● **Try it**: Copy each line below that includes "icon".

· · · · · · ·

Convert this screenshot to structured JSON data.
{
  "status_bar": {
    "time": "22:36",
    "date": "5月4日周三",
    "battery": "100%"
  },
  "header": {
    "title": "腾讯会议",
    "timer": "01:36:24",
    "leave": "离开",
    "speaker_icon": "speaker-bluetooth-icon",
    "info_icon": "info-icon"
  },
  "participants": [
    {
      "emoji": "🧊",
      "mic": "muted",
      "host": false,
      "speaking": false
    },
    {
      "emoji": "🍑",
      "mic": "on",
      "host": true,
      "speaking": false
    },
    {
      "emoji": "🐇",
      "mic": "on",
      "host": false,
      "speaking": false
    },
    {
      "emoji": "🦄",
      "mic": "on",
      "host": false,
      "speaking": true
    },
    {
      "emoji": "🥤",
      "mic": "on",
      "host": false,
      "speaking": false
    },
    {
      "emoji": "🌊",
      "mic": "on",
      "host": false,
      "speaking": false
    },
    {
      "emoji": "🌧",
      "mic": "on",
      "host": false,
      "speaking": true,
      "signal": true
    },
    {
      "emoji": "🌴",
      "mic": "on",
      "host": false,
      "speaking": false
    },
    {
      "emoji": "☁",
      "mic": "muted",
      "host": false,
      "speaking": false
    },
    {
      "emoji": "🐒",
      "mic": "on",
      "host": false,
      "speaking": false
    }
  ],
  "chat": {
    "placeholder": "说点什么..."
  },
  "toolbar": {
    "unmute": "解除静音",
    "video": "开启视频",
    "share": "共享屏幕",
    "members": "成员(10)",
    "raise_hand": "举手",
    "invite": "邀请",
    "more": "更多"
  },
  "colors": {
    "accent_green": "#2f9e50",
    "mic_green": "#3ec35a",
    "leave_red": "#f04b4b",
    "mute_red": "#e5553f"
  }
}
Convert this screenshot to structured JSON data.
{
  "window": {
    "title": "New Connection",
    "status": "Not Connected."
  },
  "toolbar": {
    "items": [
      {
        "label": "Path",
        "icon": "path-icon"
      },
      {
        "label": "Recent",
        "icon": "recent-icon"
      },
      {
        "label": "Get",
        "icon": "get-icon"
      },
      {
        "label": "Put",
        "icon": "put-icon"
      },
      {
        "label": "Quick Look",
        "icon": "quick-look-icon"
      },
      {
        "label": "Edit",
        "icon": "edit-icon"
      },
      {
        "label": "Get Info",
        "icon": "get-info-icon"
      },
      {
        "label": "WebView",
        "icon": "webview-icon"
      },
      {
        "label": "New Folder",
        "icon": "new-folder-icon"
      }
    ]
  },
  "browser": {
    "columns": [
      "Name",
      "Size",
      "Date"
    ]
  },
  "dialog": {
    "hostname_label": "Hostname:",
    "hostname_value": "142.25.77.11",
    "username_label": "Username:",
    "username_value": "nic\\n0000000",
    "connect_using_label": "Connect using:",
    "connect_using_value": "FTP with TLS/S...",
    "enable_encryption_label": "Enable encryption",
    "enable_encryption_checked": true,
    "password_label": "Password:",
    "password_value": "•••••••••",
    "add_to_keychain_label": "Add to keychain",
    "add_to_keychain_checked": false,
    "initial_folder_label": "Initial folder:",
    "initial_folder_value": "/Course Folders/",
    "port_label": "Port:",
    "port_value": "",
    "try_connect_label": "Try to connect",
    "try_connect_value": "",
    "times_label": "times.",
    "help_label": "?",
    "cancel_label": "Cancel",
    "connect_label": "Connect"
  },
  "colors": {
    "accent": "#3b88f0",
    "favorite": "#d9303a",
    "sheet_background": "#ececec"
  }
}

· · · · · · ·

● **Exercise output**:
    "speaker_icon": "speaker-bluetooth-icon",
    "info_icon": "info-icon"
        "icon": "path-icon"
        "icon": "recent-icon"
        "icon": "get-icon"
        "icon": "put-icon"
        "icon": "quick-look-icon"
        "icon": "edit-icon"
        "icon": "get-info-icon"
        "icon": "webview-icon"
        "icon": "new-folder-icon"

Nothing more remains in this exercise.